      • Pablo Bolaños-Villegas

        Aitor, with due respect, Somoza did invade in 1954, and there are no US troops in Costa Rica, the US helps patrol our territorial waters though, but that is done to intercept drug traffickers. As for the benefits, well, there is much to be done, yet for a country its size we have done decently. Where are you from?

    • mhogan

      May need to reinstate an army (if only to protect the ruling elite) if they persist in p**sing of their citizens with confiscatory taxes and personal freedoms.

    • roberto

      Dec. 3…The security
      ministry has
      graduated 27
      members of the
      Fronteras who
      completed a
      course taught
      by members of
      U.S. Customs
      and Border

      The course
      began in
      of dubious
      and border
      inspections. The U.S.
      agency has
      been involved
      in such
      courses since
      2010 under the

    • Treathyl FOX

      No military? OK. But they still got police. Right? It’s a valid question. Because I know police who are retired or ex-military. Not having a military is one thing. Not being able to call the cops is another!

      • Timothy Williams

        There are indeed police. Several agencies in fact. But there is no military.

        • Treathyl FOX

          I was wondering because my husband and late father are from The Bahamas. They didn’t have armed forces until 1980. Of course they didn’t become independent until 1973. I’m not against having a military. But let’s say your country got a tight budget. I say maintain a police force because if need be they can pull double duty and serve as a back up – be a soldier on an “as needed” or “as duty calls” basis. Know what I mean?

          • Timothy Williams

            Costa Rica could afford a military – its not an issue of not wanting to pay for one. It doesn’t want one (the country prides itself on being the ‘Switzerland’ of Central America).

            However, a militia recently emerged during recent border disputes with Nicaragua.


            • Treathyl FOX
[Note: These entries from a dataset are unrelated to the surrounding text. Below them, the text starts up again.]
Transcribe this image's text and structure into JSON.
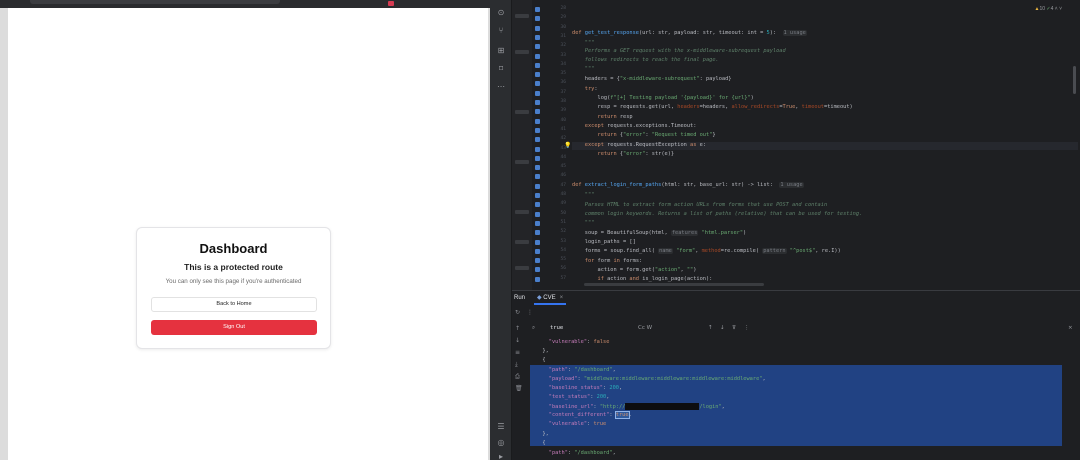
{
  "browser": {
    "card": {
      "title": "Dashboard",
      "subtitle": "This is a protected route",
      "note": "You can only see this page if you're authenticated",
      "back_button": "Back to Home",
      "signout_button": "Sign Out"
    }
  },
  "ide": {
    "inspections": {
      "warnings": "10",
      "checks": "4"
    },
    "run_panel": {
      "run_label": "Run",
      "tab_label": "CVE",
      "search_query": "true",
      "search_options": "Cc  W"
    },
    "colors": {
      "selection": "#214283",
      "signout": "#e5323f",
      "accent": "#3574f0"
    }
  }
}
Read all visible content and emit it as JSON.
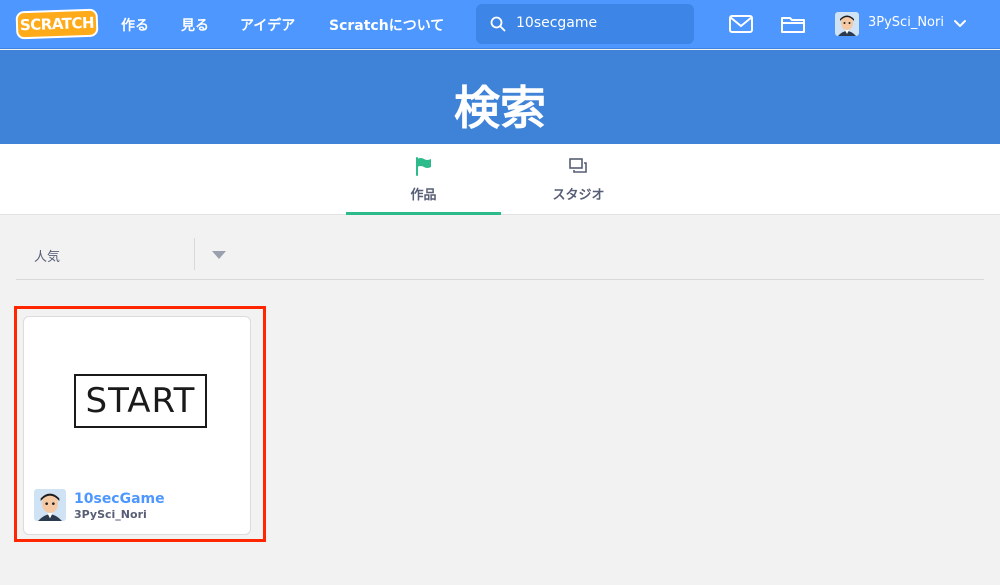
{
  "header": {
    "logo_text": "SCRATCH",
    "nav": [
      "作る",
      "見る",
      "アイデア",
      "Scratchについて"
    ],
    "search_value": "10secgame",
    "username": "3PySci_Nori",
    "brand_color": "#4d97ff"
  },
  "banner": {
    "title": "検索"
  },
  "tabs": [
    {
      "label": "作品",
      "icon": "flag-icon",
      "active": true,
      "accent": "#2dbb8b"
    },
    {
      "label": "スタジオ",
      "icon": "studio-icon",
      "active": false
    }
  ],
  "sort": {
    "selected": "人気"
  },
  "results": [
    {
      "title": "10secGame",
      "author": "3PySci_Nori",
      "thumbnail_text": "START"
    }
  ],
  "highlight_color": "#ff2600"
}
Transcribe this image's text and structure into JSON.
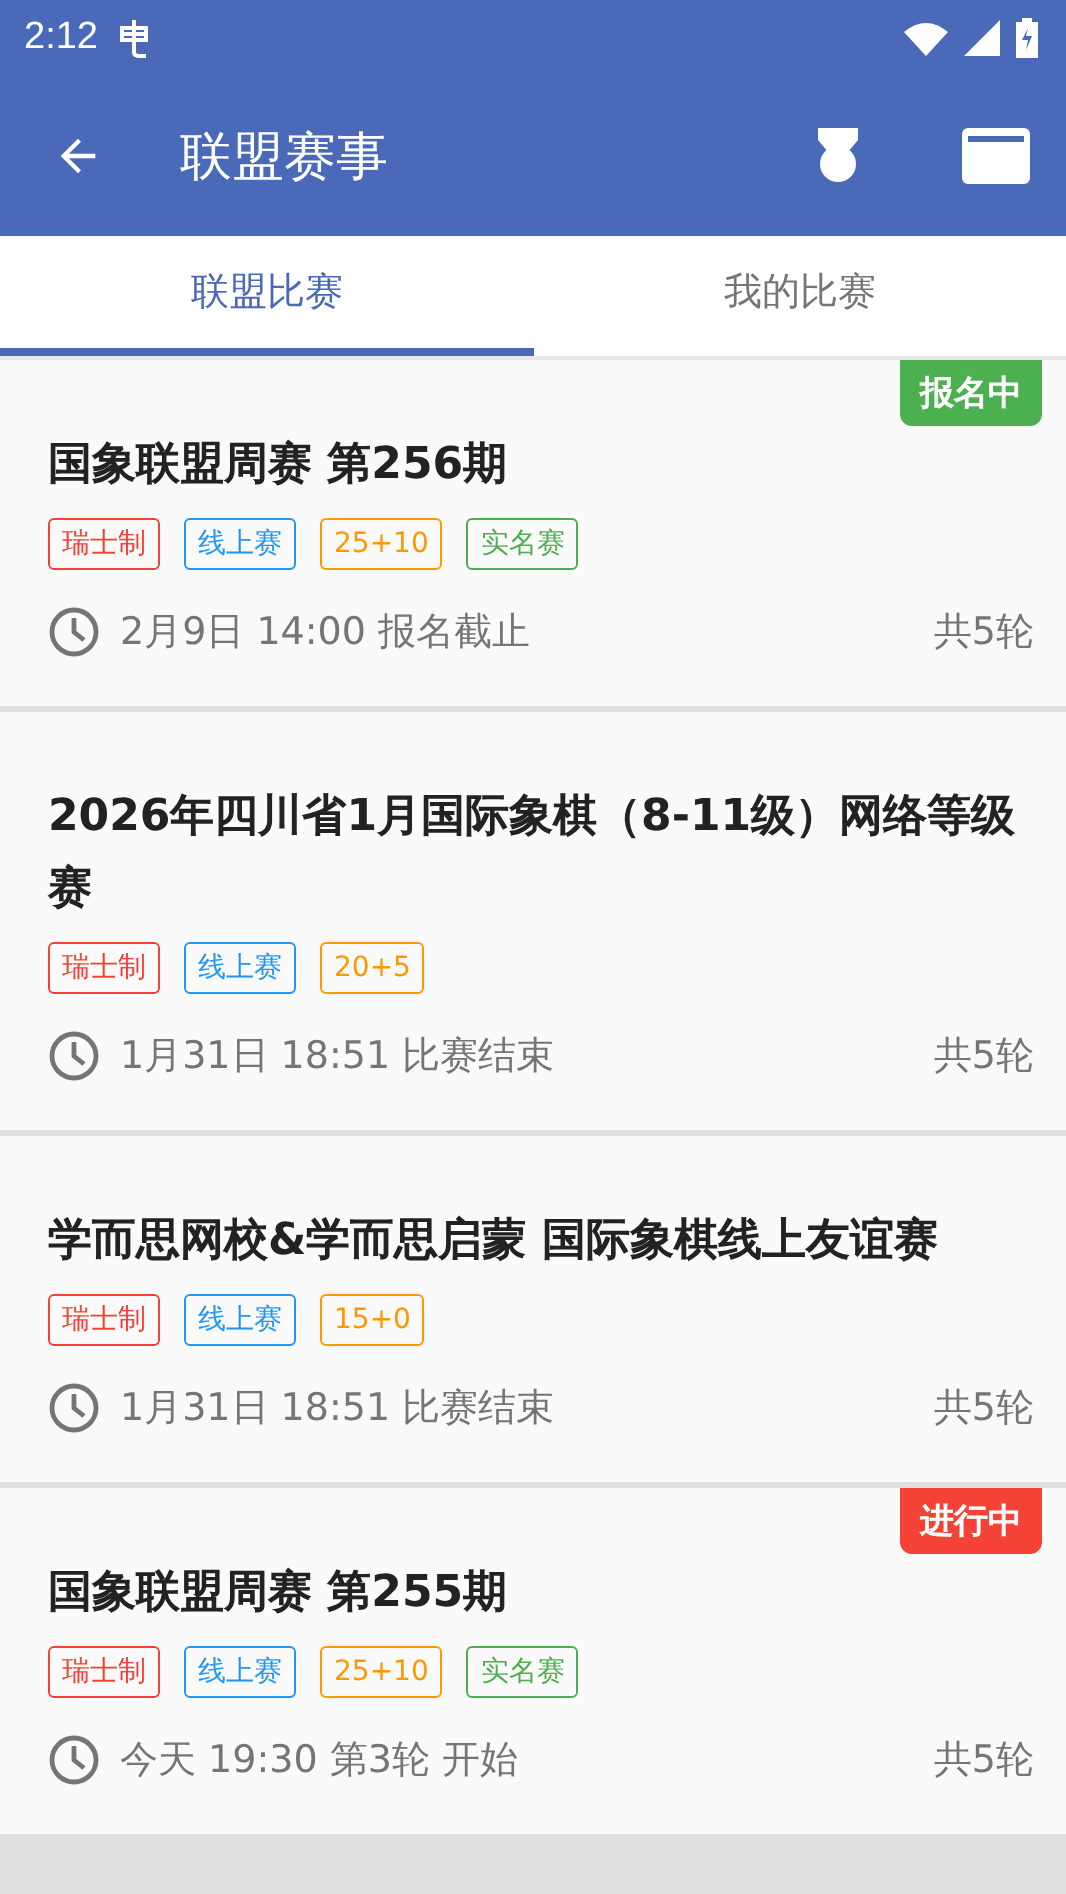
{
  "status_bar": {
    "time": "2:12"
  },
  "app_bar": {
    "title": "联盟赛事"
  },
  "tabs": [
    {
      "label": "联盟比赛",
      "selected": true
    },
    {
      "label": "我的比赛",
      "selected": false
    }
  ],
  "events": [
    {
      "title": "国象联盟周赛 第256期",
      "badge": {
        "text": "报名中",
        "color": "#4caf50"
      },
      "tags": [
        {
          "text": "瑞士制",
          "color": "#f44336"
        },
        {
          "text": "线上赛",
          "color": "#2196f3"
        },
        {
          "text": "25+10",
          "color": "#ff9800"
        },
        {
          "text": "实名赛",
          "color": "#4caf50"
        }
      ],
      "time": "2月9日 14:00 报名截止",
      "rounds": "共5轮"
    },
    {
      "title": "2026年四川省1月国际象棋（8-11级）网络等级赛",
      "tags": [
        {
          "text": "瑞士制",
          "color": "#f44336"
        },
        {
          "text": "线上赛",
          "color": "#2196f3"
        },
        {
          "text": "20+5",
          "color": "#ff9800"
        }
      ],
      "time": "1月31日 18:51 比赛结束",
      "rounds": "共5轮"
    },
    {
      "title": "学而思网校&学而思启蒙 国际象棋线上友谊赛",
      "tags": [
        {
          "text": "瑞士制",
          "color": "#f44336"
        },
        {
          "text": "线上赛",
          "color": "#2196f3"
        },
        {
          "text": "15+0",
          "color": "#ff9800"
        }
      ],
      "time": "1月31日 18:51 比赛结束",
      "rounds": "共5轮"
    },
    {
      "title": "国象联盟周赛 第255期",
      "badge": {
        "text": "进行中",
        "color": "#f44336"
      },
      "tags": [
        {
          "text": "瑞士制",
          "color": "#f44336"
        },
        {
          "text": "线上赛",
          "color": "#2196f3"
        },
        {
          "text": "25+10",
          "color": "#ff9800"
        },
        {
          "text": "实名赛",
          "color": "#4caf50"
        }
      ],
      "time": "今天 19:30 第3轮 开始",
      "rounds": "共5轮"
    }
  ]
}
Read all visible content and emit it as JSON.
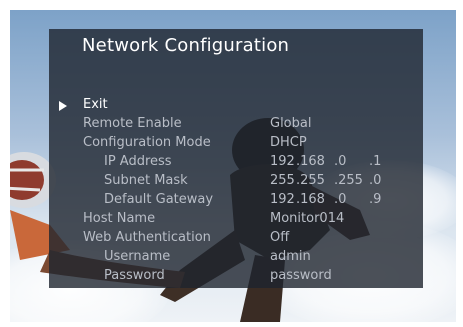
{
  "osd": {
    "title": "Network Configuration",
    "items": [
      {
        "label": "Exit"
      },
      {
        "label": "Remote Enable",
        "value": "Global"
      },
      {
        "label": "Configuration Mode",
        "value": "DHCP"
      },
      {
        "label": "IP Address",
        "octets": [
          "192",
          ".168",
          ".0",
          ".1"
        ]
      },
      {
        "label": "Subnet Mask",
        "octets": [
          "255",
          ".255",
          ".255",
          ".0"
        ]
      },
      {
        "label": "Default Gateway",
        "octets": [
          "192",
          ".168",
          ".0",
          ".9"
        ]
      },
      {
        "label": "Host Name",
        "value": "Monitor014"
      },
      {
        "label": "Web Authentication",
        "value": "Off"
      },
      {
        "label": "Username",
        "value": "admin"
      },
      {
        "label": "Password",
        "value": "password"
      }
    ]
  },
  "colors": {
    "panel": "#1e242e",
    "selected_text": "#ffffff",
    "dim_text": "#b9bec7"
  },
  "icons": {
    "selection": "play-arrow-icon"
  }
}
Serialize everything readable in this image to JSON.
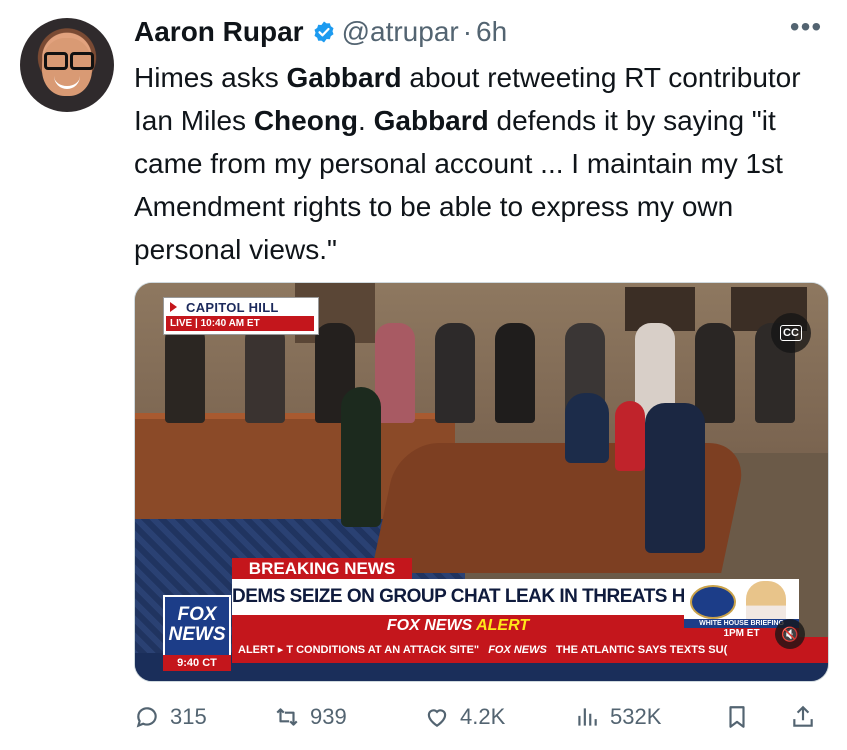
{
  "author": {
    "name": "Aaron Rupar",
    "handle": "@atrupar",
    "separator": "·",
    "time": "6h",
    "verified": true
  },
  "menu_icon": "more-dots-icon",
  "tweet": {
    "parts": [
      {
        "text": "Himes asks ",
        "bold": false
      },
      {
        "text": "Gabbard",
        "bold": true
      },
      {
        "text": " about retweeting RT contributor Ian Miles ",
        "bold": false
      },
      {
        "text": "Cheong",
        "bold": true
      },
      {
        "text": ". ",
        "bold": false
      },
      {
        "text": "Gabbard",
        "bold": true
      },
      {
        "text": " defends it by saying \"it came from my personal account ... I maintain my 1st Amendment rights to be able to express my own personal views.\"",
        "bold": false
      }
    ]
  },
  "video": {
    "location_title": "CAPITOL HILL",
    "live_text": "LIVE | 10:40 AM ET",
    "cc_label": "CC",
    "breaking_label": "BREAKING NEWS",
    "headline": "DEMS SEIZE ON GROUP CHAT LEAK IN THREATS HEARING",
    "alert_brand": "FOX NEWS",
    "alert_word": "ALERT",
    "ticker_prefix": "ALERT",
    "ticker_text": "T CONDITIONS AT AN ATTACK SITE\"",
    "ticker_brand": "FOX NEWS",
    "ticker_text2": "THE ATLANTIC SAYS TEXTS SU(",
    "network_logo_line1": "FOX",
    "network_logo_line2": "NEWS",
    "network_time": "9:40 CT",
    "inset_label": "WHITE HOUSE BRIEFING",
    "inset_time": "1PM ET",
    "mute_icon": "speaker-muted-icon"
  },
  "actions": {
    "replies": "315",
    "reposts": "939",
    "likes": "4.2K",
    "views": "532K"
  },
  "colors": {
    "text": "#0f1419",
    "muted": "#536471",
    "verified": "#1d9bf0",
    "fox_red": "#c4161c",
    "fox_blue": "#1c3d88"
  }
}
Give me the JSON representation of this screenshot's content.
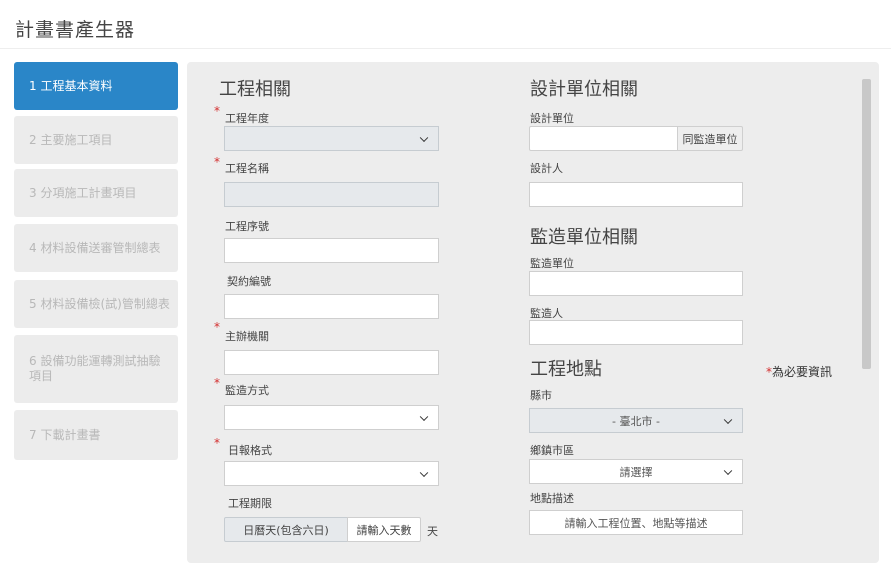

              Oh I figured Costa Rica had made a
              conscience choice not to have a military. I was just thinking about
              other places where – if you want to eat and feed your family –
              then you better join the military. There are countries like that.
              All the emphasis is on keeping a military force, just in case, to
              protect the citizens who are starving to death and probably won’t be
              around for you to defend them if the country ever does get attacked.
              It’s a power thang!